*PROMPT*: If a line of the data below holds the string "Polish", copy it.
Top of RECORDS PROVIDED
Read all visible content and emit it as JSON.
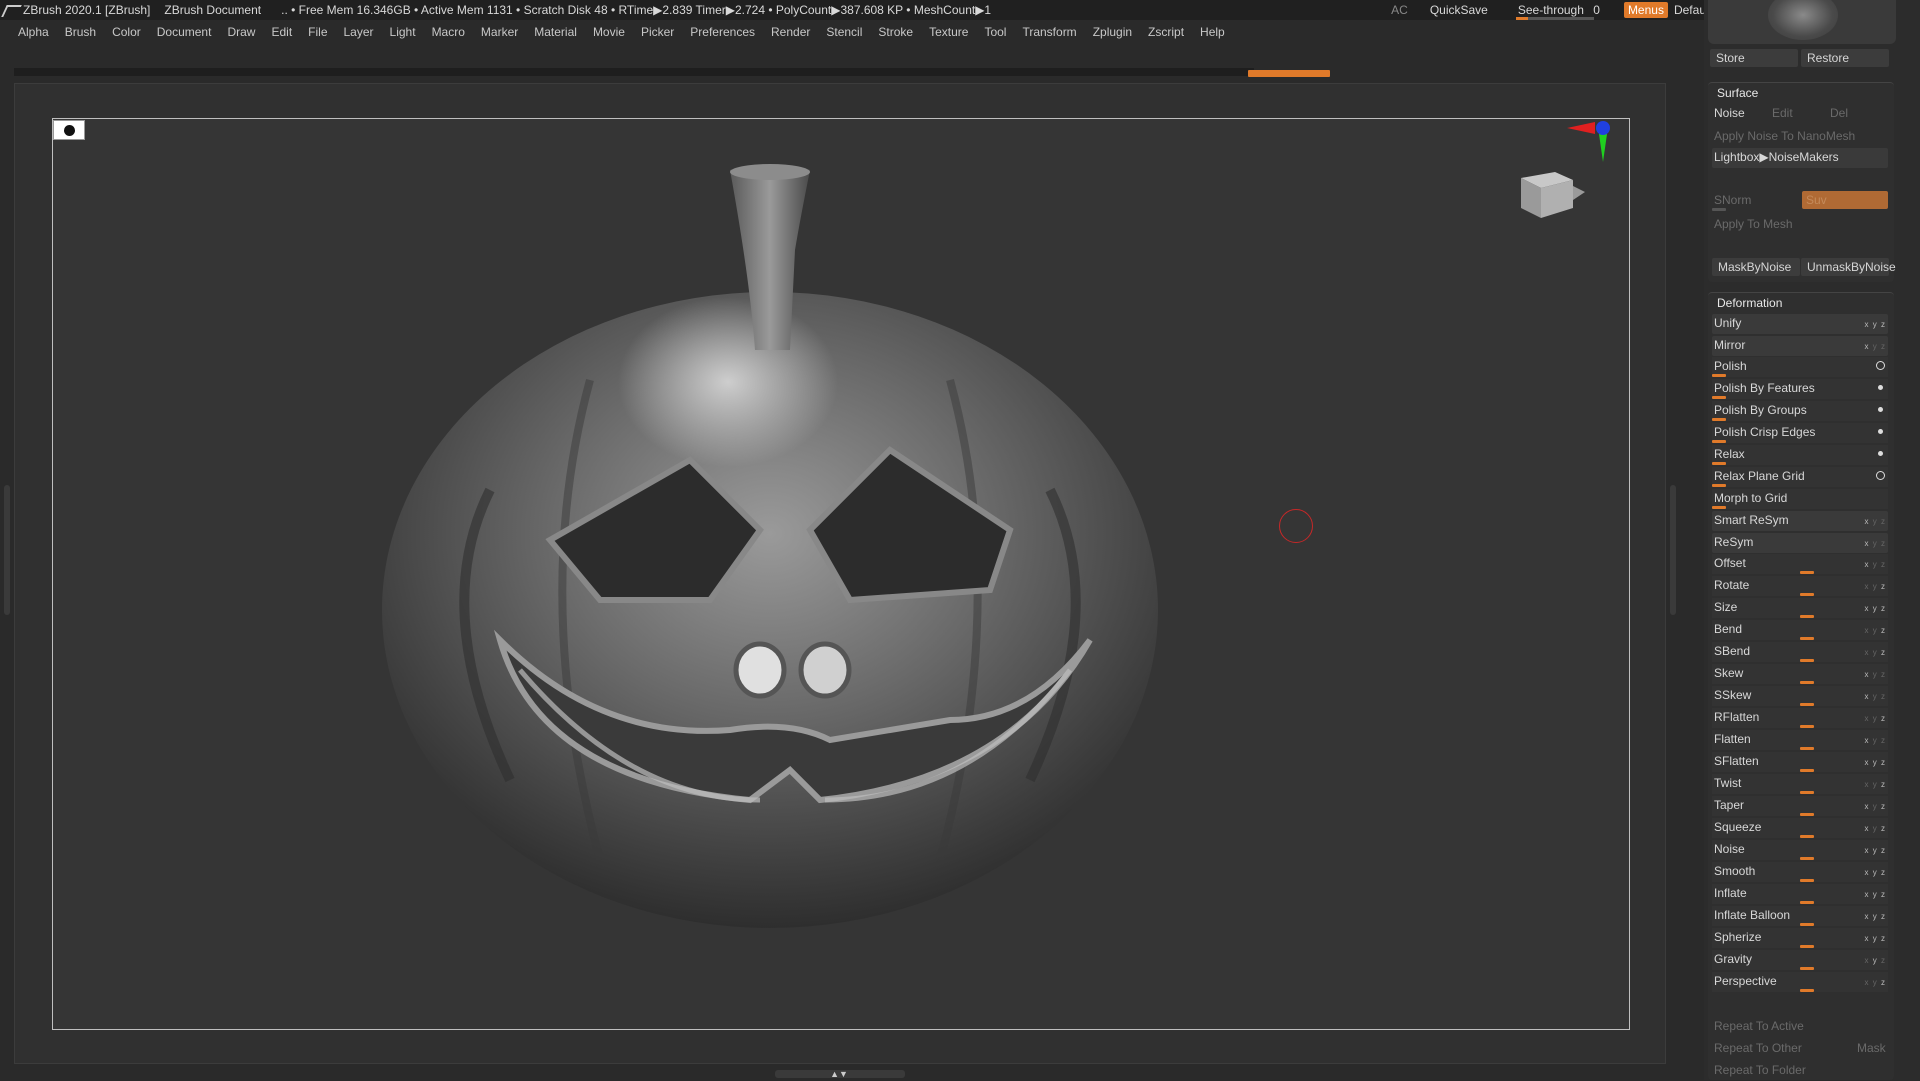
{
  "titlebar": {
    "app": "ZBrush 2020.1 [ZBrush]",
    "document": "ZBrush Document",
    "stats": ".. • Free Mem 16.346GB • Active Mem 1131 • Scratch Disk 48 •  RTime▶2.839 Timer▶2.724 • PolyCount▶387.608 KP  • MeshCount▶1",
    "ac": "AC",
    "quicksave": "QuickSave",
    "see_through_label": "See-through",
    "see_through_value": "0",
    "menus": "Menus",
    "default_zscript": "DefaultZScript"
  },
  "menubar": [
    "Alpha",
    "Brush",
    "Color",
    "Document",
    "Draw",
    "Edit",
    "File",
    "Layer",
    "Light",
    "Macro",
    "Marker",
    "Material",
    "Movie",
    "Picker",
    "Preferences",
    "Render",
    "Stencil",
    "Stroke",
    "Texture",
    "Tool",
    "Transform",
    "Zplugin",
    "Zscript",
    "Help"
  ],
  "panel": {
    "store": "Store",
    "restore": "Restore",
    "surface": {
      "title": "Surface",
      "noise": "Noise",
      "edit": "Edit",
      "del": "Del",
      "apply_noise_nano": "Apply Noise To NanoMesh",
      "lightbox": "Lightbox▶NoiseMakers",
      "snorm": "SNorm",
      "suv": "Suv",
      "apply_to_mesh": "Apply To Mesh",
      "mask_by_noise": "MaskByNoise",
      "unmask_by_noise": "UnmaskByNoise"
    },
    "deformation": {
      "title": "Deformation",
      "items": [
        "Unify",
        "Mirror",
        "Polish",
        "Polish By Features",
        "Polish By Groups",
        "Polish Crisp Edges",
        "Relax",
        "Relax Plane Grid",
        "Morph to Grid",
        "Smart ReSym",
        "ReSym",
        "Offset",
        "Rotate",
        "Size",
        "Bend",
        "SBend",
        "Skew",
        "SSkew",
        "RFlatten",
        "Flatten",
        "SFlatten",
        "Twist",
        "Taper",
        "Squeeze",
        "Noise",
        "Smooth",
        "Inflate",
        "Inflate Balloon",
        "Spherize",
        "Gravity",
        "Perspective"
      ],
      "repeat_active": "Repeat To Active",
      "repeat_other": "Repeat To Other",
      "mask": "Mask",
      "repeat_folder": "Repeat To Folder"
    }
  },
  "colors": {
    "accent": "#e07a2a",
    "background": "#2a2a2a",
    "panel": "#2c2c2c"
  }
}
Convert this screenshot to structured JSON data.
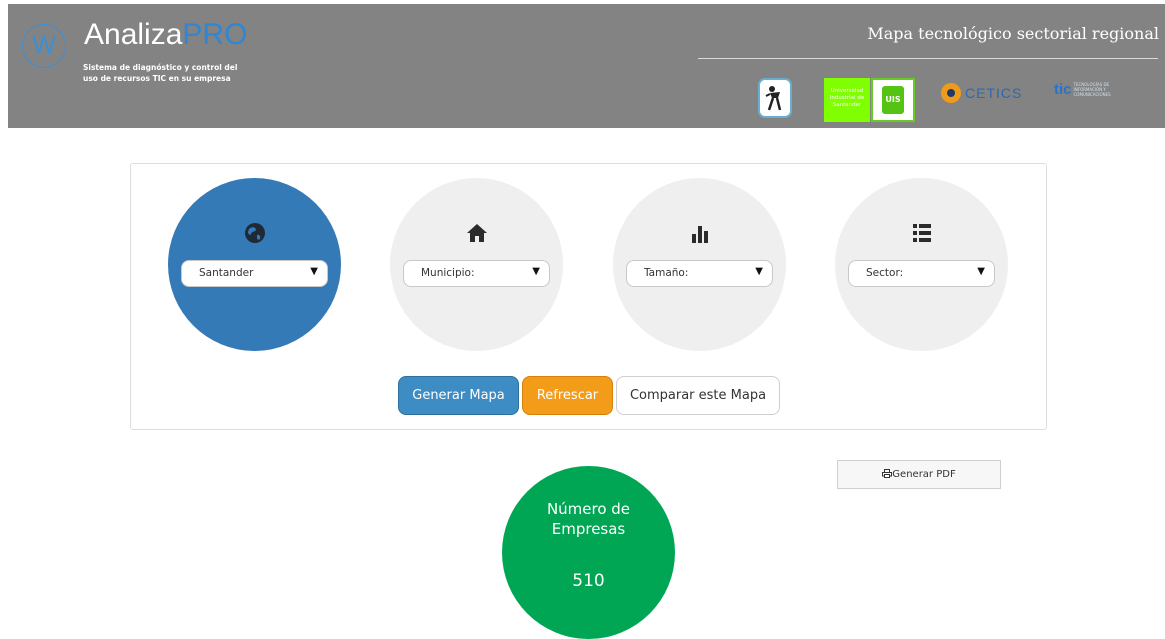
{
  "header": {
    "logo_letter": "W",
    "brand_main": "Analiza",
    "brand_accent": "PRO",
    "tagline_line1": "Sistema de diagnóstico y control del",
    "tagline_line2": "uso de recursos TIC en su empresa",
    "title": "Mapa tecnológico sectorial regional",
    "partners": {
      "uis_text": "Universidad Industrial de Santander",
      "uis_mark": "UIS",
      "cetics": "CETICS",
      "tic_mark": "tic",
      "tic_text": "TECNOLOGÍAS DE INFORMACIÓN Y COMUNICACIONES"
    }
  },
  "filters": [
    {
      "key": "region",
      "icon": "globe-icon",
      "value": "Santander",
      "active": true
    },
    {
      "key": "municipio",
      "icon": "home-icon",
      "value": "Municipio:",
      "active": false
    },
    {
      "key": "tamano",
      "icon": "bar-chart-icon",
      "value": "Tamaño:",
      "active": false
    },
    {
      "key": "sector",
      "icon": "list-icon",
      "value": "Sector:",
      "active": false
    }
  ],
  "dropdown_arrow": "▼",
  "actions": {
    "generate_map": "Generar Mapa",
    "refresh": "Refrescar",
    "compare": "Comparar este Mapa"
  },
  "pdf": {
    "icon": "printer-icon",
    "label": "Generar PDF"
  },
  "stats": {
    "label_line1": "Número de",
    "label_line2": "Empresas",
    "value": "510"
  },
  "colors": {
    "header_bg": "#838383",
    "accent_blue": "#337ab7",
    "refresh_orange": "#f39c1a",
    "stat_green": "#00a653"
  }
}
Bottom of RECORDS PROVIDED
*TASK RESPONSE*:
        "Polish",
        "Polish By Features",
        "Polish By Groups",
        "Polish Crisp Edges",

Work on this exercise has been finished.